California State University, Northridge assistant professor of psychology Alyssa Arentoft, is spending the next three years examining health risk behavior and neurocognitive functioning in those who have the human immunodeficiency virus.
At the end of that time, she is hoping her findings will provide insight into how to predict risky behavior in those who are HIV positive, as well as add to the body of research on how to improve the lives of those living with the disease.
“HIV was only discovered in the 1980s,” Arentoft said, “and much of the early research, until the late 1990s, early 2000s, concentrated on how to keep people alive. Since effective, antiretroviral treatment has been developed, people are now able to live long-term with HIV. Research has now shifted to looking at the long-term impact on the lives of those who have HIV. We now have a chance to ask questions that we couldn’t ask before.”
In an effort to find answers to those questions, Arentoft has received a $435,000 three-year grant from the National Institute of Health (NIH) Support of Competitive Research Program. The grant supports her research on health risk behavior and neurocognitive functioning in those living with the HIV virus.
Over the next three years, Arentoft and her students will be conducting a pilot study assessing the health of adults with HIV. Volunteer subjects will undergo a five-hour study visit, including a comprehensive neuropsychological evaluation that will, among other things, assess their attention span, concentration abilities, learning and memory, as well as processes called “executive functions.”
“Human behavior is complex. In order to understand it and to predict it, we need to examine each of the components involved,” she said. “In our case, we are focusing on neurocognitive functioning.”
Arentoft said she hopes the information she and her students gather will contribute to a foundation of data on factors that lead to different types of health risk behaviors, given the impact that these can have on public health and the health of those with the disease. Eventually, she said, this may help other researchers studying ways to improve the health of those with HIV and possibly decrease the disease’s transmission.

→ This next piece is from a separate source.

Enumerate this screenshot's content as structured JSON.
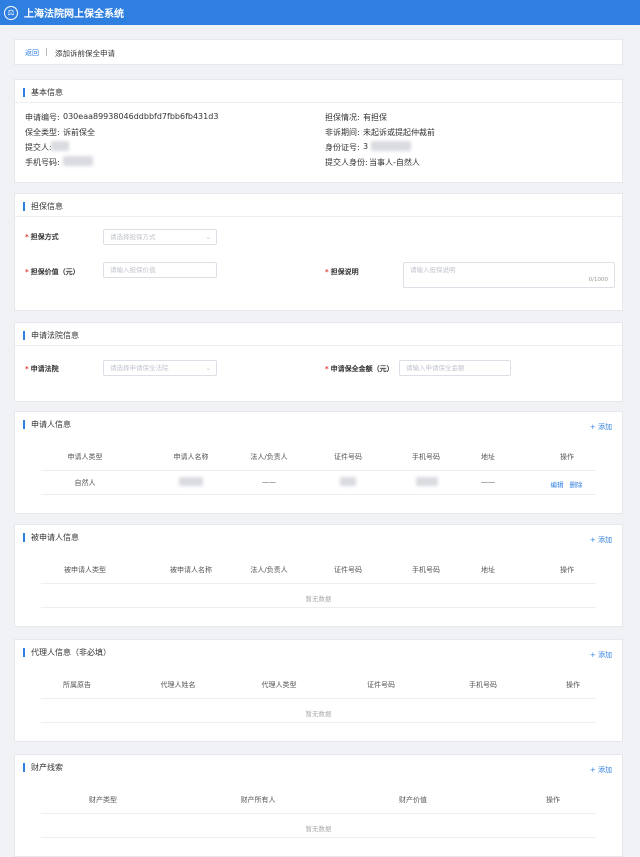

“HIV is still a highly stigmatized disease and there is still work to be done to understand how it affects those who are living with HIV and those who are at risk of contracting HIV,” Arentoft continued. “We, specifically, are trying to understand what happens in the brain and how this leads to engagement in health risk behavior. Ultimately, we hope that this information will help improve health outcomes among people with HIV as well as those who don’t have HIV.”